Through the STEP-UP partnership, students have training experiences with USGS to gain valuable job skills to support their goals of seeking employment and living independently.

Photo of two STEP-UP students with OSQI Director Craig Robinson
Two STEP-UP students (Naoki and Joseph) with OSQI Director Craig Robinson at STEP-UP Appreciation Celebration at Moffett in May 2019

Under the Individuals with Disabilities Education Improvement Act (IDEA) of 2004, school districts (and other educational institutions) provide school-to-work transition programs to students with disabilities. In such programs, teachers and parents work with their students to create Individual Education Programs (IEPs), tailored to the students’ goals.
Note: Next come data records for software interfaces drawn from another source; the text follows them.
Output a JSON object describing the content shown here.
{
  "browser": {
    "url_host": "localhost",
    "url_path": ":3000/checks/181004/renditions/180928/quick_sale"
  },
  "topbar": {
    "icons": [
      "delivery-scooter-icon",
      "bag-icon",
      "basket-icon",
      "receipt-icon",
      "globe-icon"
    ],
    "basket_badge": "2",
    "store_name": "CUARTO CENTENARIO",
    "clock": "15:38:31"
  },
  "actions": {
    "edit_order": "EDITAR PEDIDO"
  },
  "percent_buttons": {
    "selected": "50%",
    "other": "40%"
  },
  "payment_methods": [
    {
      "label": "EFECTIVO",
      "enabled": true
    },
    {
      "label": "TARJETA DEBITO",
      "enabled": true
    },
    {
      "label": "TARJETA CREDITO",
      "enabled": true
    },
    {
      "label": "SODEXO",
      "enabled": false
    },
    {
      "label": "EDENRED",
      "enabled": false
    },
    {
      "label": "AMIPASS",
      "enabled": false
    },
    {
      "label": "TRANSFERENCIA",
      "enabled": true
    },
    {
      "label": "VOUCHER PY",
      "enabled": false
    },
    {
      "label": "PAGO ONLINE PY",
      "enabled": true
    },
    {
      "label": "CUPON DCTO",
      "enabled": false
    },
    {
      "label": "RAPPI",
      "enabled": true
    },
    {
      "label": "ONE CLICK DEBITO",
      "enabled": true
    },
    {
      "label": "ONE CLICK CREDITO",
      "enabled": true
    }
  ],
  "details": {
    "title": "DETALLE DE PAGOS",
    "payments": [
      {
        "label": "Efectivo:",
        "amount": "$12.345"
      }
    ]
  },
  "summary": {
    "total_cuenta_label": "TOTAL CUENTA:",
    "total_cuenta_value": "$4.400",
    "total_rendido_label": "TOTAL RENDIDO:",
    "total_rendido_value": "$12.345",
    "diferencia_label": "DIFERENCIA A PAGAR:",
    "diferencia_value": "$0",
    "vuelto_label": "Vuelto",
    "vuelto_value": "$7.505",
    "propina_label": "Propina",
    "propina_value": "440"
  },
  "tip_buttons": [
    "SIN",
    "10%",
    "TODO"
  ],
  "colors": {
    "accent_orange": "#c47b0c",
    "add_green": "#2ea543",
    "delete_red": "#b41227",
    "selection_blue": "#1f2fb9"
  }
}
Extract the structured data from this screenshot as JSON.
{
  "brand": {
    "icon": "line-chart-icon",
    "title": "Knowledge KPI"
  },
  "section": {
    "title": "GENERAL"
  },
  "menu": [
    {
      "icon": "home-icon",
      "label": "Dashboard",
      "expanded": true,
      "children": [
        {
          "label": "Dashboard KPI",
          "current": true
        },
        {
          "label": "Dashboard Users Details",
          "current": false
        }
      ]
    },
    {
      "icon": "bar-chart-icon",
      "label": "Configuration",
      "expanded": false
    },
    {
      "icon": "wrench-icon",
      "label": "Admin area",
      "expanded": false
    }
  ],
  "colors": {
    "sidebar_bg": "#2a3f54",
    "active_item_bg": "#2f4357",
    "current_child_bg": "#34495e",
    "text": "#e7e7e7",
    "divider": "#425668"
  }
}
Many students have elected to include vocational training as part of their IEPs, and they earn school credit for those work-setting experiences.

To meet the students’ goals, the school districts partner with local public- and private-sector organizations to identify training opportunities where students can gain both “hard” job skills and “soft” interpersonal skills needed to navigate in a professional environment. The USGS is one of those partner organizations.

Depending on the school district’s program, STEP-UP students may participate on projects for up to 4 hours a day and up to 5 days a week. While USGS supervisors direct the projects, onsite teachers or job coaches closely support the students’ daily activities. Although students are located at a limited number of sites, they may work on projects for science centers across the nation when data can be sent to them or accessed remotely.